* **EXERCISE DETAILS**: Which of the lines below mention the word "needmylink"? Pull each one out.

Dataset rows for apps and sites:
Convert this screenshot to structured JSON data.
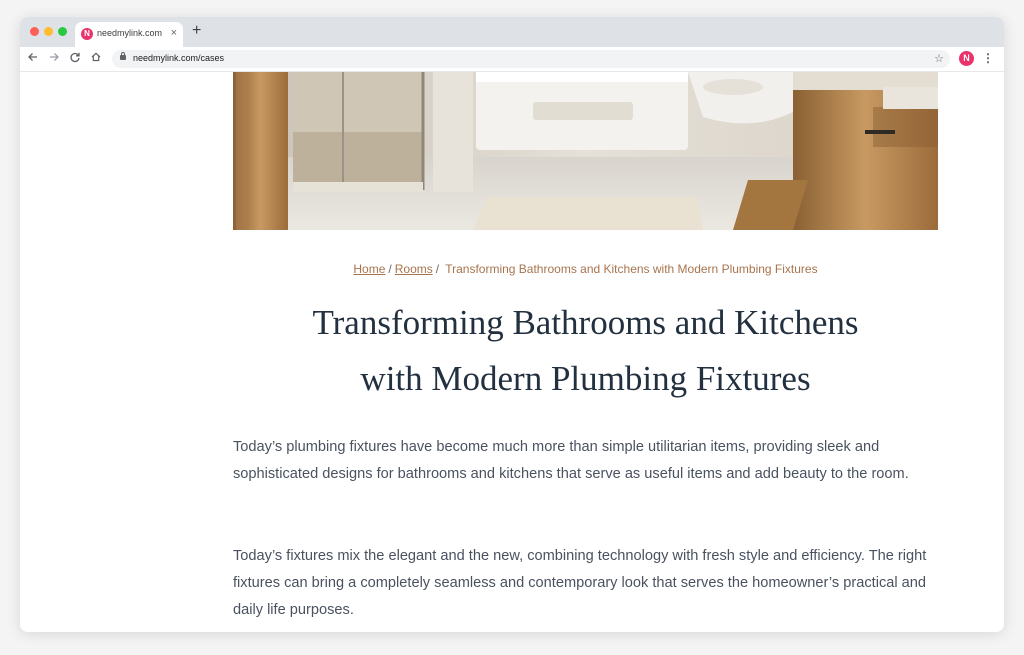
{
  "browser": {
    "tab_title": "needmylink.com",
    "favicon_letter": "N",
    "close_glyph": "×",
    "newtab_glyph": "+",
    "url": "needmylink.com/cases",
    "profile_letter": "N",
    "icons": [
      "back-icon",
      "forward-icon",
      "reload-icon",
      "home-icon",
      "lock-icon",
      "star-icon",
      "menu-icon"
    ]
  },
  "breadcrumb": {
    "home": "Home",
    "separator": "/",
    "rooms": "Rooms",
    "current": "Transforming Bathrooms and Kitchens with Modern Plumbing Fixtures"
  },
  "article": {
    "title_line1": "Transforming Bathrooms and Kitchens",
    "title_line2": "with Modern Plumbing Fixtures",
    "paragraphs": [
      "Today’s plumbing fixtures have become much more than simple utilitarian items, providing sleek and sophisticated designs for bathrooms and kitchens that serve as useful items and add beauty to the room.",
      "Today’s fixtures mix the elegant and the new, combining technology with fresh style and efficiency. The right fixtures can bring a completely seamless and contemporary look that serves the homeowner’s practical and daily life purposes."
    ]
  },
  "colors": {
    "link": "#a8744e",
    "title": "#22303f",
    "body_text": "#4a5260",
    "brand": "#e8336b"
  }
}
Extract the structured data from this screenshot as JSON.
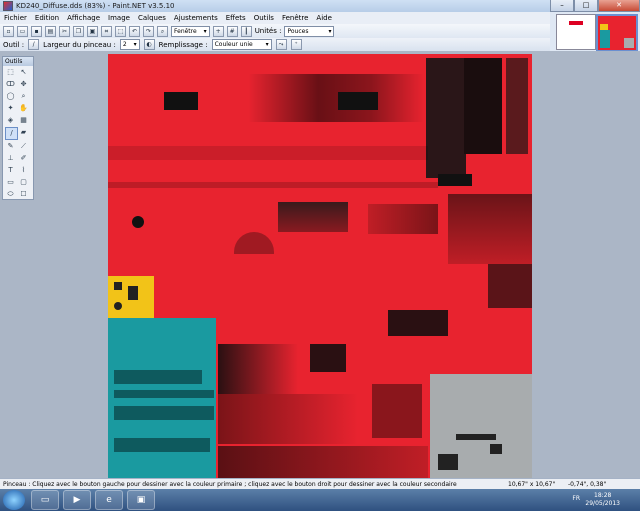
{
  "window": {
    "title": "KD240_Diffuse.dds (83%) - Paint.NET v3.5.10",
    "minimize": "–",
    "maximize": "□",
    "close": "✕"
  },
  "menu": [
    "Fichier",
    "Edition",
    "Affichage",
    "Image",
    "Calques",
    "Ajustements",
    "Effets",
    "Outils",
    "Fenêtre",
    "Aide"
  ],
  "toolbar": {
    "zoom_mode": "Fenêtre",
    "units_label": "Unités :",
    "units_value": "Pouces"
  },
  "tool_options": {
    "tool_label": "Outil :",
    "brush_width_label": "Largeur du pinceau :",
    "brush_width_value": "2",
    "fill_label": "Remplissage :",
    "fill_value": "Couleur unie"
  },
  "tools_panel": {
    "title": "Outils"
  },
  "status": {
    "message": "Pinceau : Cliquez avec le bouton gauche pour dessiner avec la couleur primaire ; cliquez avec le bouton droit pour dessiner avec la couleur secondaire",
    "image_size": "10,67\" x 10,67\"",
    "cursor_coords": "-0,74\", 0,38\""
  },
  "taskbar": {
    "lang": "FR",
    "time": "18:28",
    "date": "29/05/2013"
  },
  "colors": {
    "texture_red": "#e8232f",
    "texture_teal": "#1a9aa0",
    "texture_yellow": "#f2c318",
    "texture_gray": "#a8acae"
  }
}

* **TASK RESPONSE**:
    "tab_title": "needmylink.com",
    "url": "needmylink.com/cases",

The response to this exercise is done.